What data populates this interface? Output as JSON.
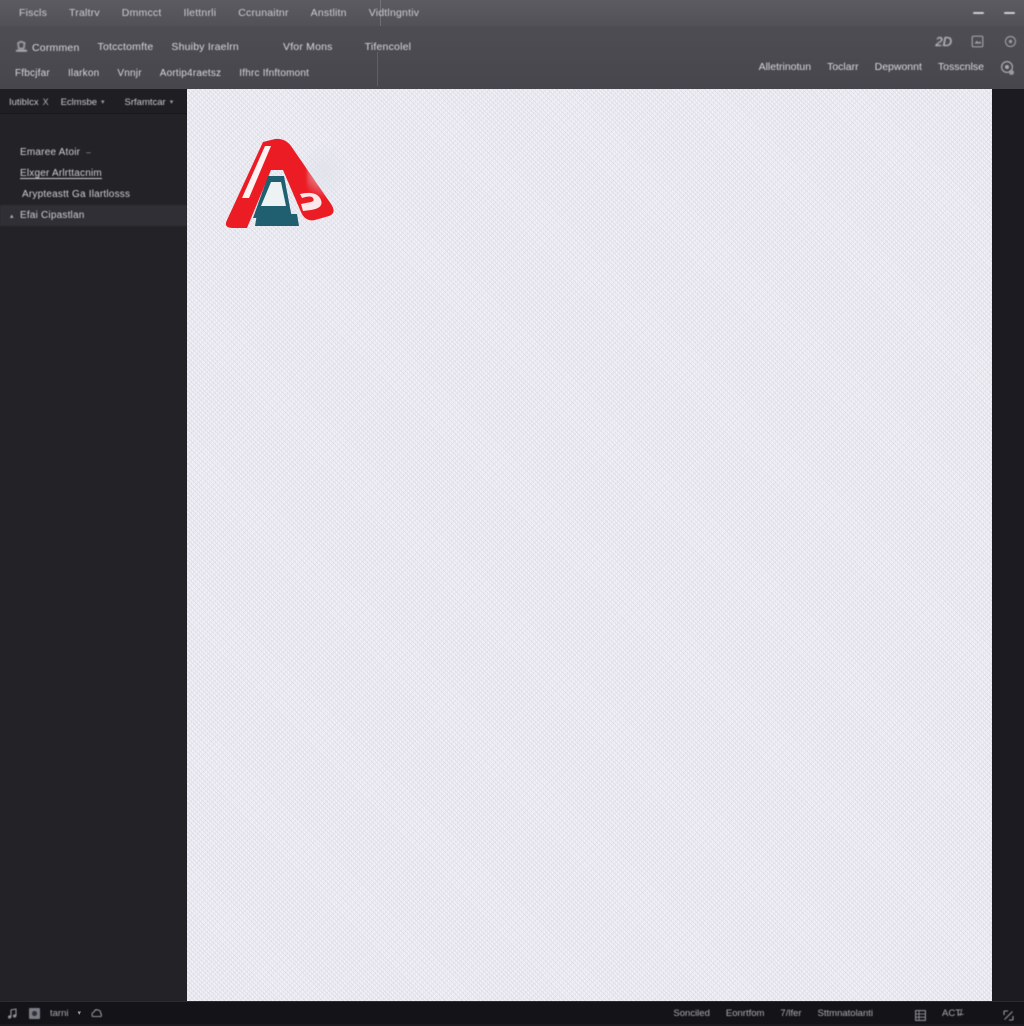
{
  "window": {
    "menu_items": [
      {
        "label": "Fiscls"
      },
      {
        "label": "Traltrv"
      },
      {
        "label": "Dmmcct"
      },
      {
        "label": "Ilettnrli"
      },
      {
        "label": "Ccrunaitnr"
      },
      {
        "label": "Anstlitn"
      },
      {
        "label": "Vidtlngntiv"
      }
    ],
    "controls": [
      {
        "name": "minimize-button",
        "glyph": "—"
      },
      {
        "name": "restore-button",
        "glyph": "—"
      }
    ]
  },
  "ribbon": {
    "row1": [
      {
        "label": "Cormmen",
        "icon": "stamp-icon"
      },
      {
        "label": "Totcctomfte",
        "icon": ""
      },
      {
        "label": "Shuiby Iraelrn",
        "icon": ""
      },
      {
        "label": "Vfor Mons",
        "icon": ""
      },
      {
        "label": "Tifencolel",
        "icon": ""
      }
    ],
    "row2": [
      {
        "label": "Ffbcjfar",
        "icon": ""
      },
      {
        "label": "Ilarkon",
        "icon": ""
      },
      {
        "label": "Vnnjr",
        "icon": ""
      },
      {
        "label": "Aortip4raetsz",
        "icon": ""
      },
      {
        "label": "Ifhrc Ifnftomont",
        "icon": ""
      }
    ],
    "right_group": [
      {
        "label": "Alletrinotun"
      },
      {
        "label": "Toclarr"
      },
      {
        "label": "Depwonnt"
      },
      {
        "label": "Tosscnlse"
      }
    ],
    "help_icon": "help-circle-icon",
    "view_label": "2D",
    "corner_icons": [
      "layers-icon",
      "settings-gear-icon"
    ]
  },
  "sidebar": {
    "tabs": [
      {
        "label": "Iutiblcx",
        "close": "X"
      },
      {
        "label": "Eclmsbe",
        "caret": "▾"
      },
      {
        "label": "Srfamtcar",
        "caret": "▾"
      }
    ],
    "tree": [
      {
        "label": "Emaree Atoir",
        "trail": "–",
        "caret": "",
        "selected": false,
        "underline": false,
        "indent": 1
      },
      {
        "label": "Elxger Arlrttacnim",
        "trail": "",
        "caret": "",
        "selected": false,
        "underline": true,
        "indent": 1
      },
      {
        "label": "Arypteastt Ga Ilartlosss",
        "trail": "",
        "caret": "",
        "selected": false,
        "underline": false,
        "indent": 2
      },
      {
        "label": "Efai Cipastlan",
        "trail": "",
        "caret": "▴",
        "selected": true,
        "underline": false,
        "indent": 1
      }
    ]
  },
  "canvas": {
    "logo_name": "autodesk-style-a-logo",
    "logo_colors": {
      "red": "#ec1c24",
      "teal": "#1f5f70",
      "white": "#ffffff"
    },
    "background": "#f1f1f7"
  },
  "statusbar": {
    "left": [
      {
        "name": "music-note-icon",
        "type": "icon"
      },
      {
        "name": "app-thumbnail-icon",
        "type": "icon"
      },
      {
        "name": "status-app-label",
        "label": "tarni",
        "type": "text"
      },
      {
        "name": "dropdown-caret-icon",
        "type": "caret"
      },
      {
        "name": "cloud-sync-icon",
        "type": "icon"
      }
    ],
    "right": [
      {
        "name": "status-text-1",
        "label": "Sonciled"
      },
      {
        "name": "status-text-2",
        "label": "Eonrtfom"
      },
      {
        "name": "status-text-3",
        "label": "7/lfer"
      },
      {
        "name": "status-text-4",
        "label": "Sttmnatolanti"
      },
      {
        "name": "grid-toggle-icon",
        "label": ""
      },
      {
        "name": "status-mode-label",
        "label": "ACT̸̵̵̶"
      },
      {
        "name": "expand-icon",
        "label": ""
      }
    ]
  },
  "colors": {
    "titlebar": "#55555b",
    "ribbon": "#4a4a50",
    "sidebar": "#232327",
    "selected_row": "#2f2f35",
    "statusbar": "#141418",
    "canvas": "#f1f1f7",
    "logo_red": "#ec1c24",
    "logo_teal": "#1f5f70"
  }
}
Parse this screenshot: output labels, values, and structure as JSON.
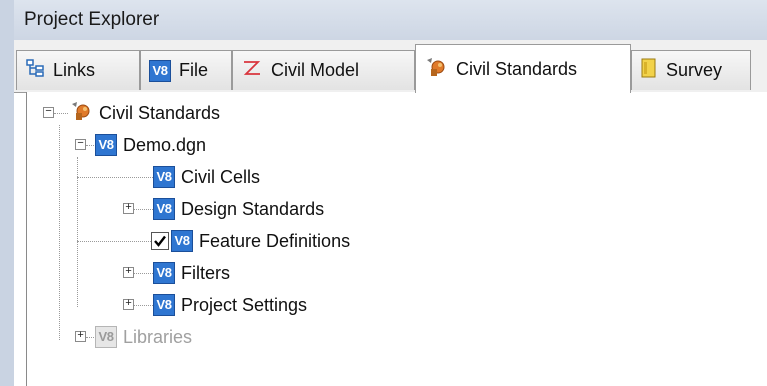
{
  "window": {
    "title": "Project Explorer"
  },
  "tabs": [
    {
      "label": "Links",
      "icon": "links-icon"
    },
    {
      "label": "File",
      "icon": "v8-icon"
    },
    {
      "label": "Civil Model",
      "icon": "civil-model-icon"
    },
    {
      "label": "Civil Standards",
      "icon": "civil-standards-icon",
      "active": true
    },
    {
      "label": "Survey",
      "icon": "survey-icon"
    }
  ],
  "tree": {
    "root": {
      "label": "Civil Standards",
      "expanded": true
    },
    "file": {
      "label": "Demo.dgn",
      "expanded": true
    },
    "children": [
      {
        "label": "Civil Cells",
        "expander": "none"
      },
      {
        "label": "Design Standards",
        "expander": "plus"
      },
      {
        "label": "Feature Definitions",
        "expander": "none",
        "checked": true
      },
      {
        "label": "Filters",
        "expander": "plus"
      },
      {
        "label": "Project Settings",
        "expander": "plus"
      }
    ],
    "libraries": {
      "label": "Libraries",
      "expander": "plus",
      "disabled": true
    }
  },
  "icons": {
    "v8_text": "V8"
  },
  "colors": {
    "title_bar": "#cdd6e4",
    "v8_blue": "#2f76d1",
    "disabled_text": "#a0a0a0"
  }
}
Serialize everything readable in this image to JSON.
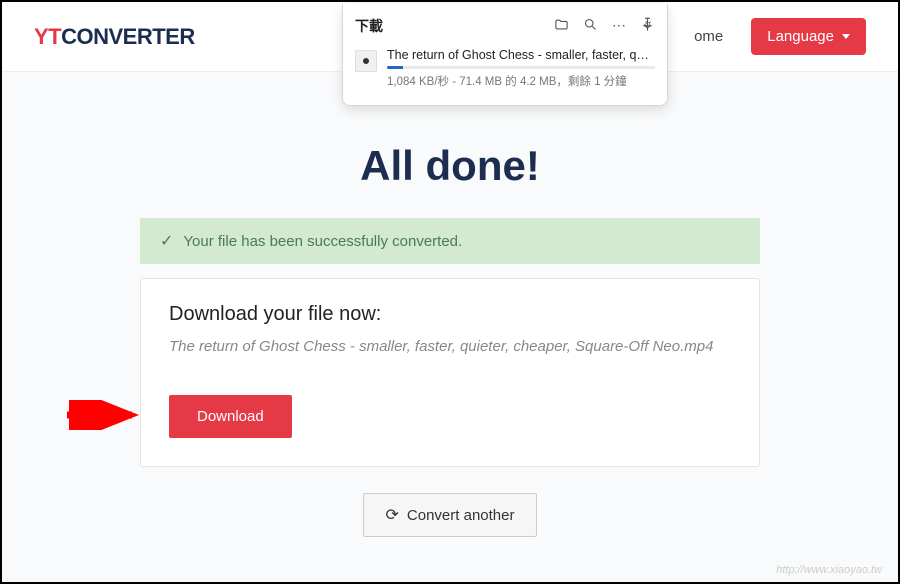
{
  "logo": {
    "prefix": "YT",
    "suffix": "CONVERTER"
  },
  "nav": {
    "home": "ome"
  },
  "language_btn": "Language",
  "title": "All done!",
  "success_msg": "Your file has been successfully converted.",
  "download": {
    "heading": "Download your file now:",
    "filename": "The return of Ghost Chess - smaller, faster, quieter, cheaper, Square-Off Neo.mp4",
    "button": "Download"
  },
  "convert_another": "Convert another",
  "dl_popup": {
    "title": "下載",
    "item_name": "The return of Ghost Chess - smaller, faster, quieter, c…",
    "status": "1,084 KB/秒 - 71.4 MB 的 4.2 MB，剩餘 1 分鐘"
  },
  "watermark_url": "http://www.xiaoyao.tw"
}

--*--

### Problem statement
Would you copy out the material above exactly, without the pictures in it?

### Your response
What data populates this interface? Output as JSON.
{
  "window": {
    "menu_items": [
      {
        "label": "Fiscls"
      },
      {
        "label": "Traltrv"
      },
      {
        "label": "Dmmcct"
      },
      {
        "label": "Ilettnrli"
      },
      {
        "label": "Ccrunaitnr"
      },
      {
        "label": "Anstlitn"
      },
      {
        "label": "Vidtlngntiv"
      }
    ],
    "controls": [
      {
        "name": "minimize-button",
        "glyph": "—"
      },
      {
        "name": "restore-button",
        "glyph": "—"
      }
    ]
  },
  "ribbon": {
    "row1": [
      {
        "label": "Cormmen",
        "icon": "stamp-icon"
      },
      {
        "label": "Totcctomfte",
        "icon": ""
      },
      {
        "label": "Shuiby Iraelrn",
        "icon": ""
      },
      {
        "label": "Vfor Mons",
        "icon": ""
      },
      {
        "label": "Tifencolel",
        "icon": ""
      }
    ],
    "row2": [
      {
        "label": "Ffbcjfar",
        "icon": ""
      },
      {
        "label": "Ilarkon",
        "icon": ""
      },
      {
        "label": "Vnnjr",
        "icon": ""
      },
      {
        "label": "Aortip4raetsz",
        "icon": ""
      },
      {
        "label": "Ifhrc Ifnftomont",
        "icon": ""
      }
    ],
    "right_group": [
      {
        "label": "Alletrinotun"
      },
      {
        "label": "Toclarr"
      },
      {
        "label": "Depwonnt"
      },
      {
        "label": "Tosscnlse"
      }
    ],
    "help_icon": "help-circle-icon",
    "view_label": "2D",
    "corner_icons": [
      "layers-icon",
      "settings-gear-icon"
    ]
  },
  "sidebar": {
    "tabs": [
      {
        "label": "Iutiblcx",
        "close": "X"
      },
      {
        "label": "Eclmsbe",
        "caret": "▾"
      },
      {
        "label": "Srfamtcar",
        "caret": "▾"
      }
    ],
    "tree": [
      {
        "label": "Emaree Atoir",
        "trail": "–",
        "caret": "",
        "selected": false,
        "underline": false,
        "indent": 1
      },
      {
        "label": "Elxger Arlrttacnim",
        "trail": "",
        "caret": "",
        "selected": false,
        "underline": true,
        "indent": 1
      },
      {
        "label": "Arypteastt Ga Ilartlosss",
        "trail": "",
        "caret": "",
        "selected": false,
        "underline": false,
        "indent": 2
      },
      {
        "label": "Efai Cipastlan",
        "trail": "",
        "caret": "▴",
        "selected": true,
        "underline": false,
        "indent": 1
      }
    ]
  },
  "canvas": {
    "logo_name": "autodesk-style-a-logo",
    "logo_colors": {
      "red": "#ec1c24",
      "teal": "#1f5f70",
      "white": "#ffffff"
    },
    "background": "#f1f1f7"
  },
  "statusbar": {
    "left": [
      {
        "name": "music-note-icon",
        "type": "icon"
      },
      {
        "name": "app-thumbnail-icon",
        "type": "icon"
      },
      {
        "name": "status-app-label",
        "label": "tarni",
        "type": "text"
      },
      {
        "name": "dropdown-caret-icon",
        "type": "caret"
      },
      {
        "name": "cloud-sync-icon",
        "type": "icon"
      }
    ],
    "right": [
      {
        "name": "status-text-1",
        "label": "Sonciled"
      },
      {
        "name": "status-text-2",
        "label": "Eonrtfom"
      },
      {
        "name": "status-text-3",
        "label": "7/lfer"
      },
      {
        "name": "status-text-4",
        "label": "Sttmnatolanti"
      },
      {
        "name": "grid-toggle-icon",
        "label": ""
      },
      {
        "name": "status-mode-label",
        "label": "ACT̸̵̵̶"
      },
      {
        "name": "expand-icon",
        "label": ""
      }
    ]
  },
  "colors": {
    "titlebar": "#55555b",
    "ribbon": "#4a4a50",
    "sidebar": "#232327",
    "selected_row": "#2f2f35",
    "statusbar": "#141418",
    "canvas": "#f1f1f7",
    "logo_red": "#ec1c24",
    "logo_teal": "#1f5f70"
  }
}
Parse this screenshot: output labels, values, and structure as JSON.
{
  "window": {
    "title": "Project Explorer"
  },
  "tabs": [
    {
      "label": "Links",
      "icon": "links-icon"
    },
    {
      "label": "File",
      "icon": "v8-icon"
    },
    {
      "label": "Civil Model",
      "icon": "civil-model-icon"
    },
    {
      "label": "Civil Standards",
      "icon": "civil-standards-icon",
      "active": true
    },
    {
      "label": "Survey",
      "icon": "survey-icon"
    }
  ],
  "tree": {
    "root": {
      "label": "Civil Standards",
      "expanded": true
    },
    "file": {
      "label": "Demo.dgn",
      "expanded": true
    },
    "children": [
      {
        "label": "Civil Cells",
        "expander": "none"
      },
      {
        "label": "Design Standards",
        "expander": "plus"
      },
      {
        "label": "Feature Definitions",
        "expander": "none",
        "checked": true
      },
      {
        "label": "Filters",
        "expander": "plus"
      },
      {
        "label": "Project Settings",
        "expander": "plus"
      }
    ],
    "libraries": {
      "label": "Libraries",
      "expander": "plus",
      "disabled": true
    }
  },
  "icons": {
    "v8_text": "V8"
  },
  "colors": {
    "title_bar": "#cdd6e4",
    "v8_blue": "#2f76d1",
    "disabled_text": "#a0a0a0"
  }
}
Serialize everything readable in this image to JSON.
{
  "logo": {
    "prefix": "YT",
    "suffix": "CONVERTER"
  },
  "nav": {
    "home": "ome"
  },
  "language_btn": "Language",
  "title": "All done!",
  "success_msg": "Your file has been successfully converted.",
  "download": {
    "heading": "Download your file now:",
    "filename": "The return of Ghost Chess - smaller, faster, quieter, cheaper, Square-Off Neo.mp4",
    "button": "Download"
  },
  "convert_another": "Convert another",
  "dl_popup": {
    "title": "下載",
    "item_name": "The return of Ghost Chess - smaller, faster, quieter, c…",
    "status": "1,084 KB/秒 - 71.4 MB 的 4.2 MB，剩餘 1 分鐘"
  },
  "watermark_url": "http://www.xiaoyao.tw"
}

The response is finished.